### Material for the task:

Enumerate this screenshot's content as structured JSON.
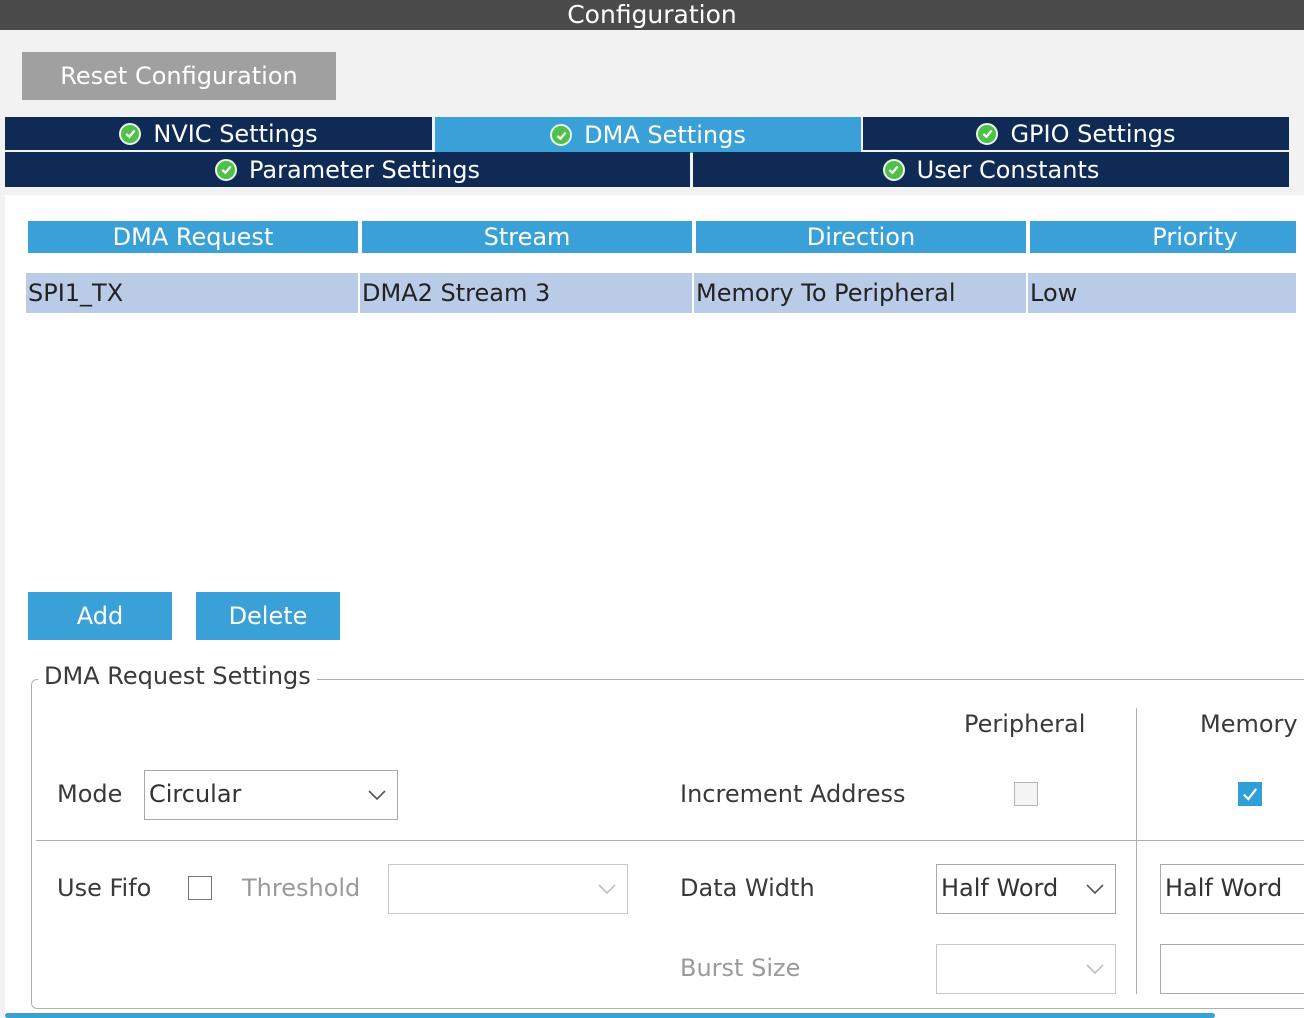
{
  "window": {
    "title": "Configuration"
  },
  "toolbar": {
    "reset_label": "Reset Configuration"
  },
  "tabs": {
    "nvic": "NVIC Settings",
    "dma": "DMA Settings",
    "gpio": "GPIO Settings",
    "parameter": "Parameter Settings",
    "user_constants": "User Constants",
    "active": "DMA Settings",
    "status_icon": "check-circle-icon"
  },
  "table": {
    "headers": [
      "DMA Request",
      "Stream",
      "Direction",
      "Priority"
    ],
    "rows": [
      [
        "SPI1_TX",
        "DMA2 Stream 3",
        "Memory To Peripheral",
        "Low"
      ]
    ]
  },
  "actions": {
    "add_label": "Add",
    "delete_label": "Delete"
  },
  "settings": {
    "title": "DMA Request Settings",
    "peripheral_header": "Peripheral",
    "memory_header": "Memory",
    "mode_label": "Mode",
    "mode_value": "Circular",
    "increment_label": "Increment Address",
    "peripheral_increment": false,
    "memory_increment": true,
    "use_fifo_label": "Use Fifo",
    "use_fifo": false,
    "threshold_label": "Threshold",
    "threshold_value": "",
    "data_width_label": "Data Width",
    "peripheral_data_width": "Half Word",
    "memory_data_width": "Half Word",
    "burst_size_label": "Burst Size",
    "peripheral_burst_size": "",
    "memory_burst_size": ""
  },
  "colors": {
    "tab_bg": "#0f2a55",
    "tab_active": "#3aa1d8",
    "header_bg": "#3aa1d8",
    "row_selected": "#b9cbe6",
    "check_green": "#4fc04a"
  }
}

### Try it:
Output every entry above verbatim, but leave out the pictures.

### Answer for the task:
Enumerate this screenshot's content as structured JSON.
{
  "window": {
    "title": "Configuration"
  },
  "toolbar": {
    "reset_label": "Reset Configuration"
  },
  "tabs": {
    "nvic": "NVIC Settings",
    "dma": "DMA Settings",
    "gpio": "GPIO Settings",
    "parameter": "Parameter Settings",
    "user_constants": "User Constants",
    "active": "DMA Settings",
    "status_icon": "check-circle-icon"
  },
  "table": {
    "headers": [
      "DMA Request",
      "Stream",
      "Direction",
      "Priority"
    ],
    "rows": [
      [
        "SPI1_TX",
        "DMA2 Stream 3",
        "Memory To Peripheral",
        "Low"
      ]
    ]
  },
  "actions": {
    "add_label": "Add",
    "delete_label": "Delete"
  },
  "settings": {
    "title": "DMA Request Settings",
    "peripheral_header": "Peripheral",
    "memory_header": "Memory",
    "mode_label": "Mode",
    "mode_value": "Circular",
    "increment_label": "Increment Address",
    "peripheral_increment": false,
    "memory_increment": true,
    "use_fifo_label": "Use Fifo",
    "use_fifo": false,
    "threshold_label": "Threshold",
    "threshold_value": "",
    "data_width_label": "Data Width",
    "peripheral_data_width": "Half Word",
    "memory_data_width": "Half Word",
    "burst_size_label": "Burst Size",
    "peripheral_burst_size": "",
    "memory_burst_size": ""
  },
  "colors": {
    "tab_bg": "#0f2a55",
    "tab_active": "#3aa1d8",
    "header_bg": "#3aa1d8",
    "row_selected": "#b9cbe6",
    "check_green": "#4fc04a"
  }
}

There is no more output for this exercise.